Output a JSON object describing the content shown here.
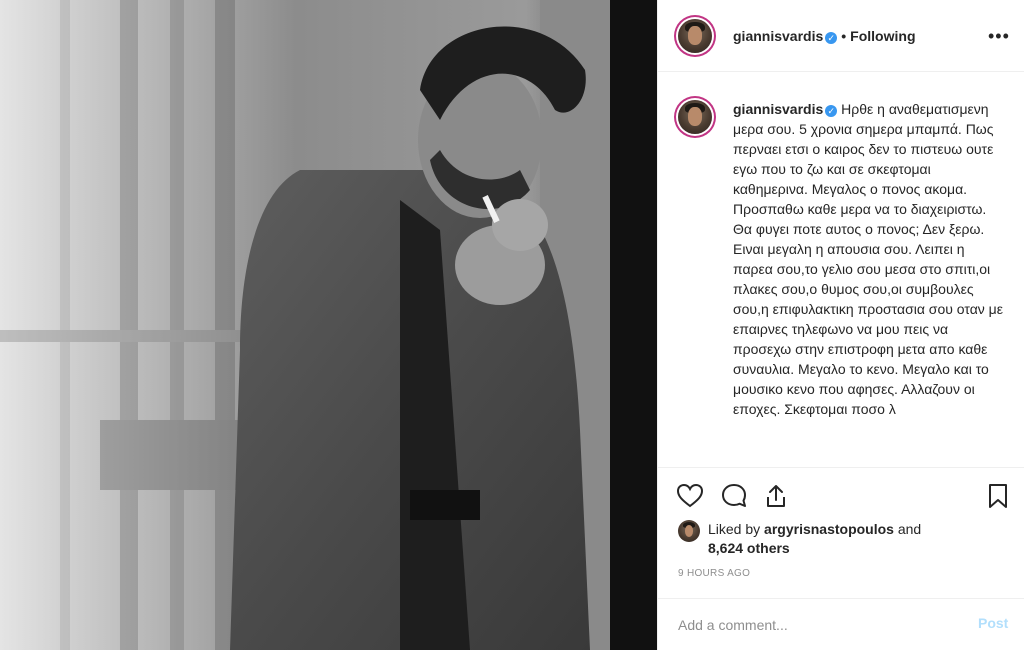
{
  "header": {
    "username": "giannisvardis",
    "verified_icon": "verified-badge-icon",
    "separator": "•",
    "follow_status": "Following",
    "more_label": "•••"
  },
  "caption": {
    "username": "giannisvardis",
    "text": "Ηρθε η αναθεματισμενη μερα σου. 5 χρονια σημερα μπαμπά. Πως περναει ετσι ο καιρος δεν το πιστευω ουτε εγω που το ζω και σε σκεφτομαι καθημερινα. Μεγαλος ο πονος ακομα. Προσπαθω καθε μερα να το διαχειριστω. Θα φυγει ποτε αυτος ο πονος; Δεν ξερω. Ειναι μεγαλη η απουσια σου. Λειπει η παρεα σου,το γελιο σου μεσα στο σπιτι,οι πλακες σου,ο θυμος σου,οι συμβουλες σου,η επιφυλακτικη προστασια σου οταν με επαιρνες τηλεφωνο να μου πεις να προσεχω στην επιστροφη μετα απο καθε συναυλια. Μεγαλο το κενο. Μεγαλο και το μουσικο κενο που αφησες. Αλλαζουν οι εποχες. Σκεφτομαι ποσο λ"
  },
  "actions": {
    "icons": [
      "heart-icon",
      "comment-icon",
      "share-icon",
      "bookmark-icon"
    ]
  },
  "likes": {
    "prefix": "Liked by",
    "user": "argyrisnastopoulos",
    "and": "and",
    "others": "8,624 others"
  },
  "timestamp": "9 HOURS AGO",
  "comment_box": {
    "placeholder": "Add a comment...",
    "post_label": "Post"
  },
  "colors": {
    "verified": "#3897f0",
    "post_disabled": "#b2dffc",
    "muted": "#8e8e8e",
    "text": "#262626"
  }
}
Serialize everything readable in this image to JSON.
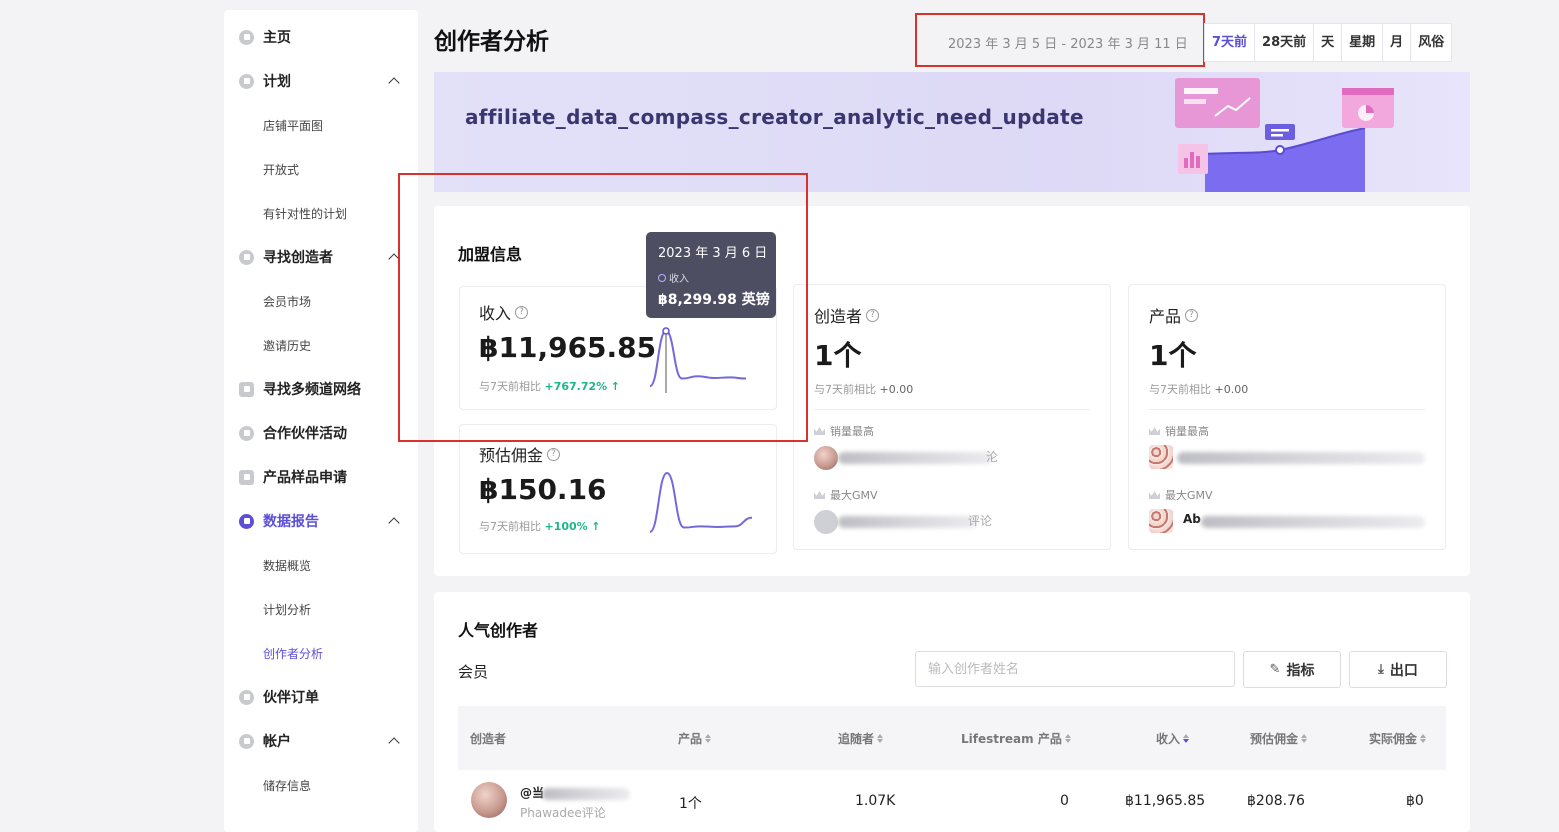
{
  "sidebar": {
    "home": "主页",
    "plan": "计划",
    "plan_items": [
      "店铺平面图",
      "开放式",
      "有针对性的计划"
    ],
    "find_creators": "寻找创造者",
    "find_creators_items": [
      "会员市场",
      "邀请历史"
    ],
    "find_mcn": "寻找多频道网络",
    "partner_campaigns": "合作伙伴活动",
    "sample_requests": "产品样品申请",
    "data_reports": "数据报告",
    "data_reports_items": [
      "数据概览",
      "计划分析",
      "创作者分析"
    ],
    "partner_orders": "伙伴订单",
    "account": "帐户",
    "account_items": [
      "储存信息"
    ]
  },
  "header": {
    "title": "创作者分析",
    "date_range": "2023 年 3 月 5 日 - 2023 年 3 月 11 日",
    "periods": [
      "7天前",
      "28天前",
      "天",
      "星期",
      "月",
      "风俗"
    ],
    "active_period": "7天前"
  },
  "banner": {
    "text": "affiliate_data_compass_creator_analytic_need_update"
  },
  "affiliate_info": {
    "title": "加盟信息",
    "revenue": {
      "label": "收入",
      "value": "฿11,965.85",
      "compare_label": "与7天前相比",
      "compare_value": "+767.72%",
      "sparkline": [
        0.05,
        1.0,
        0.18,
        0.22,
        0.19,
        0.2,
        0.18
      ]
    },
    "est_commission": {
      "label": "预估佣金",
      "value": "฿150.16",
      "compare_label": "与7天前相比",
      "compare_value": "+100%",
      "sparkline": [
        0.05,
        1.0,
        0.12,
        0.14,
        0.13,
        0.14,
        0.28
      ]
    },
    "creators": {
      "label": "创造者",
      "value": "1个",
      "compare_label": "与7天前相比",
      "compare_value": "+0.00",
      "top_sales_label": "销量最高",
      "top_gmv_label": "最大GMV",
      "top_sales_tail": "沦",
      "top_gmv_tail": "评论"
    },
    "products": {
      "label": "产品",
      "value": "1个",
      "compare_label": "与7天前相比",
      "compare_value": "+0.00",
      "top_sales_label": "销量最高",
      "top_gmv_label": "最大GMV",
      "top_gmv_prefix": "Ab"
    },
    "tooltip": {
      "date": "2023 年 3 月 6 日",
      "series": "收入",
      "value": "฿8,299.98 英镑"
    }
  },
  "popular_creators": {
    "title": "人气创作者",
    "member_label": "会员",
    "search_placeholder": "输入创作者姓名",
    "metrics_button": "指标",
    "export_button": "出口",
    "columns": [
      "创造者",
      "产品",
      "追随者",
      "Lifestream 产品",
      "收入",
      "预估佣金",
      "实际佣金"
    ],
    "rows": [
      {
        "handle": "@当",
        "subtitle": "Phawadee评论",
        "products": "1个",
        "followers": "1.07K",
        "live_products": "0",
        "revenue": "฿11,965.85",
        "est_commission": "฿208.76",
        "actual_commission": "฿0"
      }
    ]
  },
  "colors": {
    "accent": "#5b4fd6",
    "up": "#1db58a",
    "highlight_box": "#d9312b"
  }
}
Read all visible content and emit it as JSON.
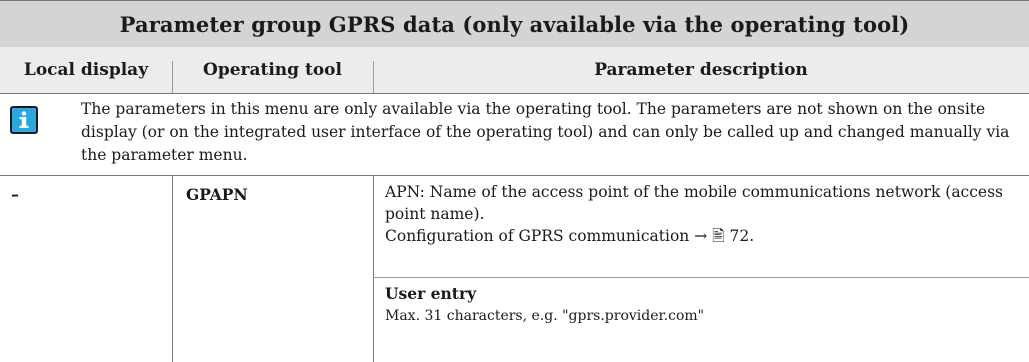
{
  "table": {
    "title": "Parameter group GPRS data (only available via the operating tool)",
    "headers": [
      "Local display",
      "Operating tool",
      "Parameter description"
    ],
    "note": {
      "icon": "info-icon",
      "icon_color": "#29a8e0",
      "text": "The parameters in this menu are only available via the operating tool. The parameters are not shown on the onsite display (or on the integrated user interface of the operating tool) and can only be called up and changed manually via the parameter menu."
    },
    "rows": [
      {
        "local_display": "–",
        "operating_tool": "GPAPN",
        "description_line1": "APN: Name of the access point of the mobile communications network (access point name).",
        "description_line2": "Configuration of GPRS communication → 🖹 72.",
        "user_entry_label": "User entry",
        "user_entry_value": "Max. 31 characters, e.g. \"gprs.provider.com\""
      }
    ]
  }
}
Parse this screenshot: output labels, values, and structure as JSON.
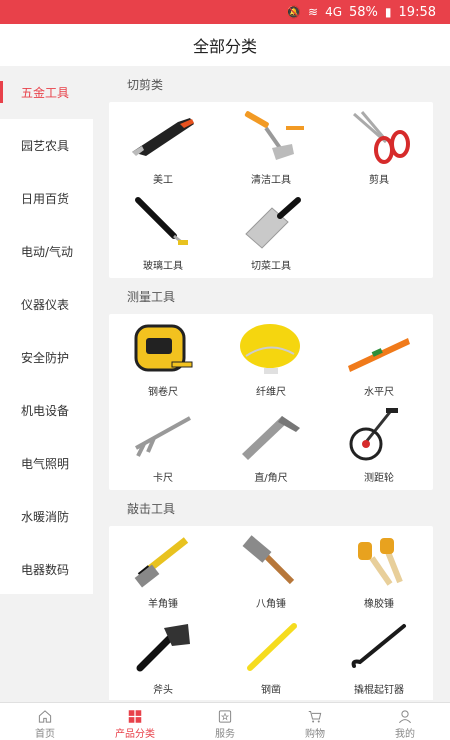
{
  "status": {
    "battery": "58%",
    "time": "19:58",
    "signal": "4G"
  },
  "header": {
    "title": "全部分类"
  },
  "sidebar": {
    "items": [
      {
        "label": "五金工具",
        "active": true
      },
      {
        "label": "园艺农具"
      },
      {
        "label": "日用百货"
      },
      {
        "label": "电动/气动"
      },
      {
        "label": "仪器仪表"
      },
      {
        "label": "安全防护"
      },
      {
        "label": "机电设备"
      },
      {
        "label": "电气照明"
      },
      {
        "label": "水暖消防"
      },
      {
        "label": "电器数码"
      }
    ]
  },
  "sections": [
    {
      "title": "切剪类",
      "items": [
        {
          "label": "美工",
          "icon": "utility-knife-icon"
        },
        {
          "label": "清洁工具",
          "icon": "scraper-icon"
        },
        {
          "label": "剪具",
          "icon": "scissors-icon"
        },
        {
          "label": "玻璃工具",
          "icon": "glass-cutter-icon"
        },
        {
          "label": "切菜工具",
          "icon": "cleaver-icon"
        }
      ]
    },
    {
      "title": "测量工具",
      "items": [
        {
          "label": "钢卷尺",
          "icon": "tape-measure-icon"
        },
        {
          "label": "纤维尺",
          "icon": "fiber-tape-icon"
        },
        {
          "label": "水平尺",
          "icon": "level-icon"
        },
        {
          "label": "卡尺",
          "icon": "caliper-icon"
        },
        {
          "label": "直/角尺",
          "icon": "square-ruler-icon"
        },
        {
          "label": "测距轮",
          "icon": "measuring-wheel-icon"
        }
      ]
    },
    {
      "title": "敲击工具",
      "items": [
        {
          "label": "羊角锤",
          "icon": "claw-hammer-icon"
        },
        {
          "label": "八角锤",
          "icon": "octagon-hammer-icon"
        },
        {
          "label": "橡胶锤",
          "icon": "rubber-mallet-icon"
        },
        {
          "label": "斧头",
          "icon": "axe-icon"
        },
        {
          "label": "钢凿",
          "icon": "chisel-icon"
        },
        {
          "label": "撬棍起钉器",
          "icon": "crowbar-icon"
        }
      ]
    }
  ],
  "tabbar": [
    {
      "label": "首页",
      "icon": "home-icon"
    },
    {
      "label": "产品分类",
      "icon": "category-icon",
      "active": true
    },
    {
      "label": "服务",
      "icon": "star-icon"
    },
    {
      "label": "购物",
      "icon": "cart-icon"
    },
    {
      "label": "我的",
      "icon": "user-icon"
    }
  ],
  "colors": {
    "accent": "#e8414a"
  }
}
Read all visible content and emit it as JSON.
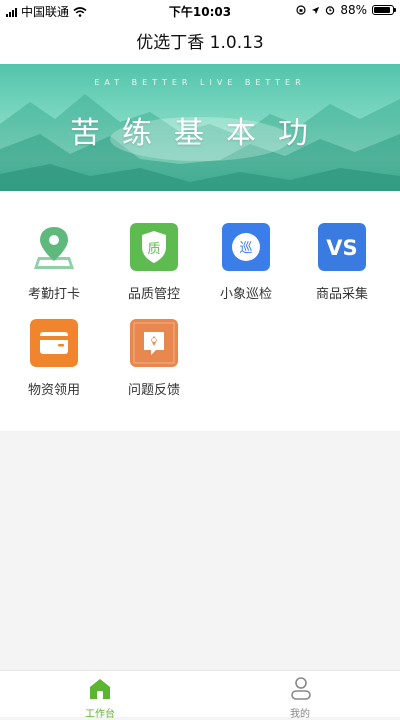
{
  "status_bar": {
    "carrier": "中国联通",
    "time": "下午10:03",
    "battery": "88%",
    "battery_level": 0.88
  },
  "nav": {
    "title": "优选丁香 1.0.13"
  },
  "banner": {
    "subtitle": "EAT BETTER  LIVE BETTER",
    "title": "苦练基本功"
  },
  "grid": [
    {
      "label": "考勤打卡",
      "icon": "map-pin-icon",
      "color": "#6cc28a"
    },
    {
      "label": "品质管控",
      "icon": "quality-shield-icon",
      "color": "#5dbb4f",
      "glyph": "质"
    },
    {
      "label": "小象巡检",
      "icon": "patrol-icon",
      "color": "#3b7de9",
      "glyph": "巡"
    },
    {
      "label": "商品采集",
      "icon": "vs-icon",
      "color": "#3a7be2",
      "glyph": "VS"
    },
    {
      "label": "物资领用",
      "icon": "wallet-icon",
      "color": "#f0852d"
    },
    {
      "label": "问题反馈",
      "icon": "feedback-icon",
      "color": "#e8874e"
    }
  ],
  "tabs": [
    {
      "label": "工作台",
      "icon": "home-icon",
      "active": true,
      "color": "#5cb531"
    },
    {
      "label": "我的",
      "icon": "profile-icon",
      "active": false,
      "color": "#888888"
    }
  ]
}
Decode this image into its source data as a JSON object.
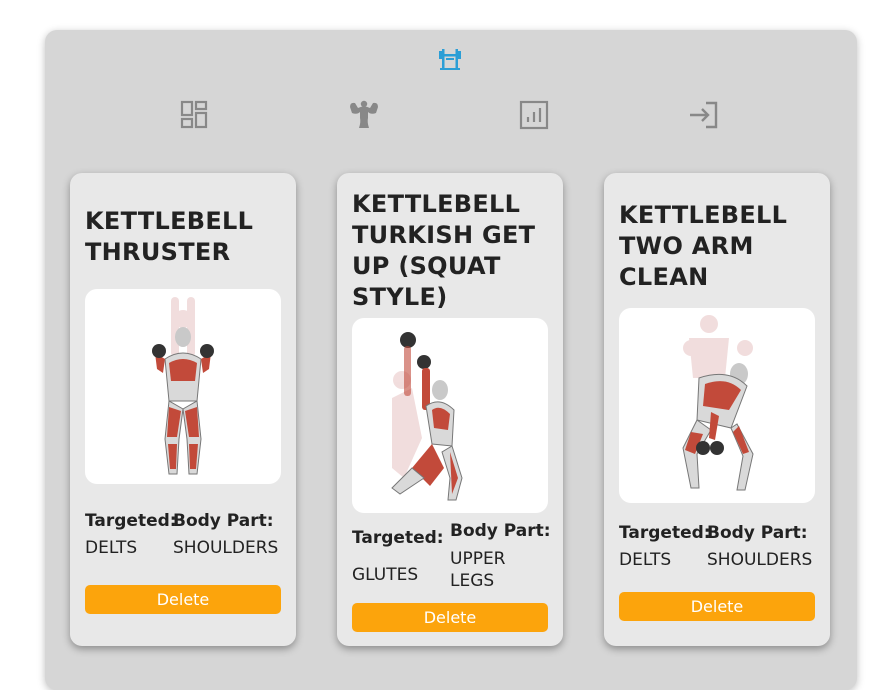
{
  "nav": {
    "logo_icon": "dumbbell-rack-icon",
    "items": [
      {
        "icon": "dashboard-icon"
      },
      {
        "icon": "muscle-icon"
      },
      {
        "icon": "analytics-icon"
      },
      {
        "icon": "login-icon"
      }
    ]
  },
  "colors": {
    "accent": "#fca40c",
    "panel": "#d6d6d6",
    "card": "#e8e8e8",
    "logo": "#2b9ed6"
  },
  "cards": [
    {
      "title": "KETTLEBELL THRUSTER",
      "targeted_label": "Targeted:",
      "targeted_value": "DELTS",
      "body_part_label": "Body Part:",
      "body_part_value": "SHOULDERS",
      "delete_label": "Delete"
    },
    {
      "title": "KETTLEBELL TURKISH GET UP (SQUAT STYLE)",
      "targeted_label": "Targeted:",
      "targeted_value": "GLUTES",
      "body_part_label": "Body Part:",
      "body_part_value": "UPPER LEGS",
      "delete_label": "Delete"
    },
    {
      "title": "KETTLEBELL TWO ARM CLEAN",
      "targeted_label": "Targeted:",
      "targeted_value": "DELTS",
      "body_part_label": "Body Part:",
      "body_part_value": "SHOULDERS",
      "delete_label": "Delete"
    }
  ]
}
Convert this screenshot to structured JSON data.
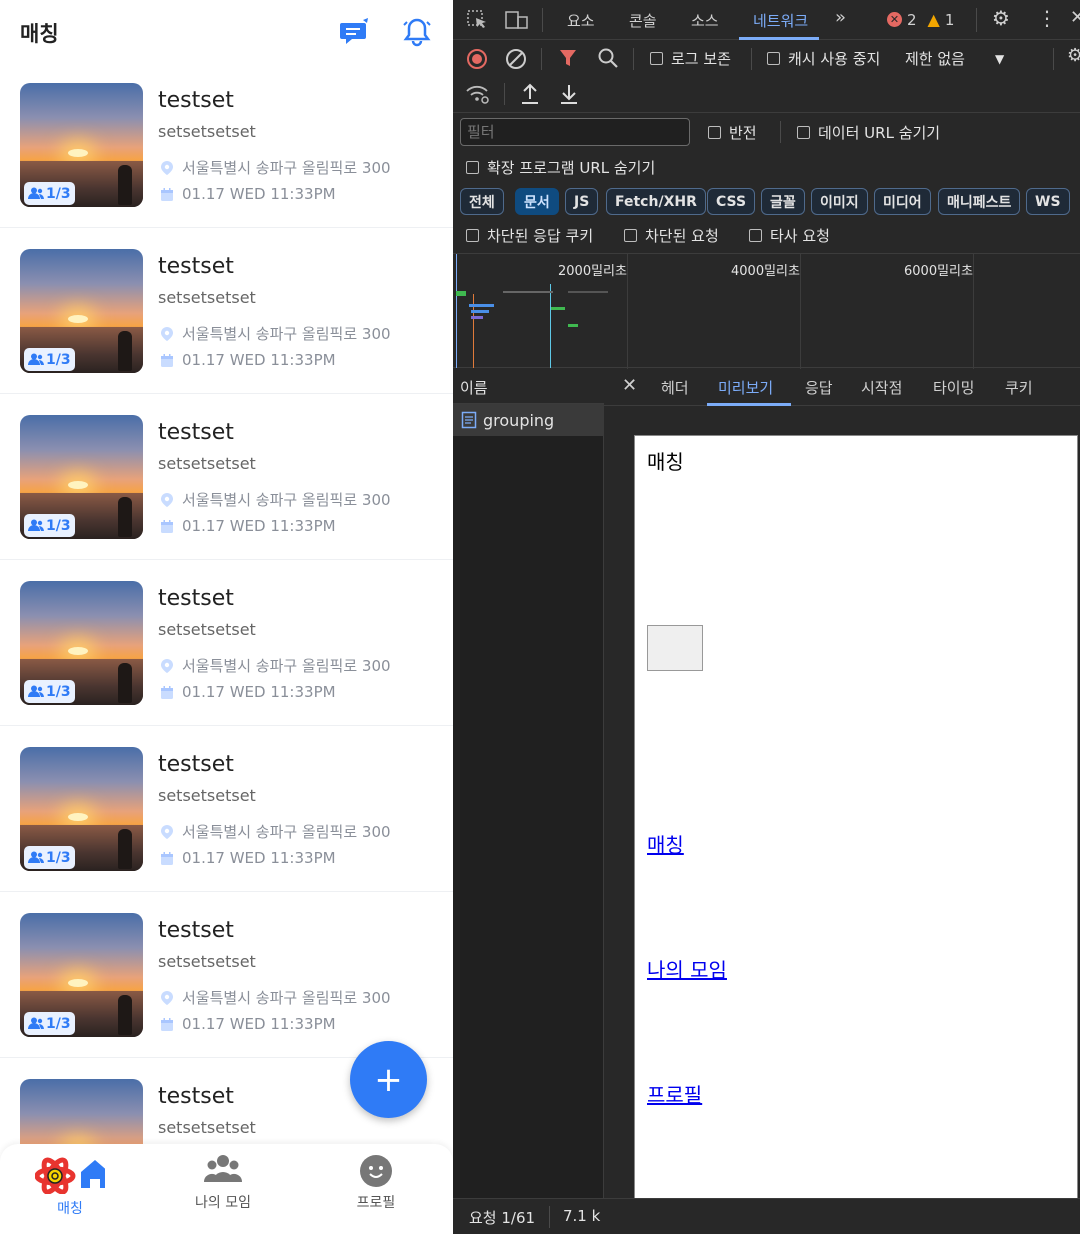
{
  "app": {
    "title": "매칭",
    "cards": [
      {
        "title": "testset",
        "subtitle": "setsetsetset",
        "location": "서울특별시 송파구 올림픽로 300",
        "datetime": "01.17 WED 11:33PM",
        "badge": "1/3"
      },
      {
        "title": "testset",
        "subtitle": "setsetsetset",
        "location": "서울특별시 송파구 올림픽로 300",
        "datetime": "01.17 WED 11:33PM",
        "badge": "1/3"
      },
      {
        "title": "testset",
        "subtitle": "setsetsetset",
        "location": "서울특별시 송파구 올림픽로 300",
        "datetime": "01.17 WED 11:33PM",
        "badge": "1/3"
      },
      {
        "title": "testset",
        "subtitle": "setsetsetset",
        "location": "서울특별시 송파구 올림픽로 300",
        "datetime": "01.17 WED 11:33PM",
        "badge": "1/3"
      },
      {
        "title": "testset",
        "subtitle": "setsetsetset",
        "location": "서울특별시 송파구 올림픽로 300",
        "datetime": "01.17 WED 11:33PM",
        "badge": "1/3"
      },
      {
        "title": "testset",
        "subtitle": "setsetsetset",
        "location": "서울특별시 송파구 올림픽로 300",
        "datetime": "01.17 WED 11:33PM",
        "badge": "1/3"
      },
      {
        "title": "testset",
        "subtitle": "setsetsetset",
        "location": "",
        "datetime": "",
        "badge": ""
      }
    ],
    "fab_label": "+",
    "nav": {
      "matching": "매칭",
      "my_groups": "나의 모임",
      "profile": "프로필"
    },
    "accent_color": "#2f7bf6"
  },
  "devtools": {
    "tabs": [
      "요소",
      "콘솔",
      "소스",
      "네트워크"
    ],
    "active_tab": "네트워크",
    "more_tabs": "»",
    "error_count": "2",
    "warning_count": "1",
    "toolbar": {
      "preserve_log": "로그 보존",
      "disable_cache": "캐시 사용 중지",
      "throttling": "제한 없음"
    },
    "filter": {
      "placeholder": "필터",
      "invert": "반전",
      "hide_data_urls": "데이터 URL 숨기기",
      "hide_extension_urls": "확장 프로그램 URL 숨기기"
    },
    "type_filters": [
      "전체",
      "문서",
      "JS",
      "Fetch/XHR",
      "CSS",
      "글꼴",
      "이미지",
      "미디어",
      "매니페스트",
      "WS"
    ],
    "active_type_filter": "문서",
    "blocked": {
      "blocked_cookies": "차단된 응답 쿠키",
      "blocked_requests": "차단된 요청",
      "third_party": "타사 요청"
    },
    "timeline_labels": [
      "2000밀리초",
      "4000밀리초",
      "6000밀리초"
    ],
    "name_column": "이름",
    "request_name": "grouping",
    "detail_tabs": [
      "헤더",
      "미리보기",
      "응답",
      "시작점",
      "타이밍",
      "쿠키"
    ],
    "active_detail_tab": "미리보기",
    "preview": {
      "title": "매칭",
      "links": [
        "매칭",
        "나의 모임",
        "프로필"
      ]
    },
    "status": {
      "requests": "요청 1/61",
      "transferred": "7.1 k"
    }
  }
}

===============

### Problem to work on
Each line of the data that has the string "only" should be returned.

### Response area
    "title": "Parameter group GPRS data (only available via the operating tool)",
      "text": "The parameters in this menu are only available via the operating tool. The parameters are not shown on the onsite display (or on the integrated user interface of the operating tool) and can only be called up and changed manually via the parameter menu."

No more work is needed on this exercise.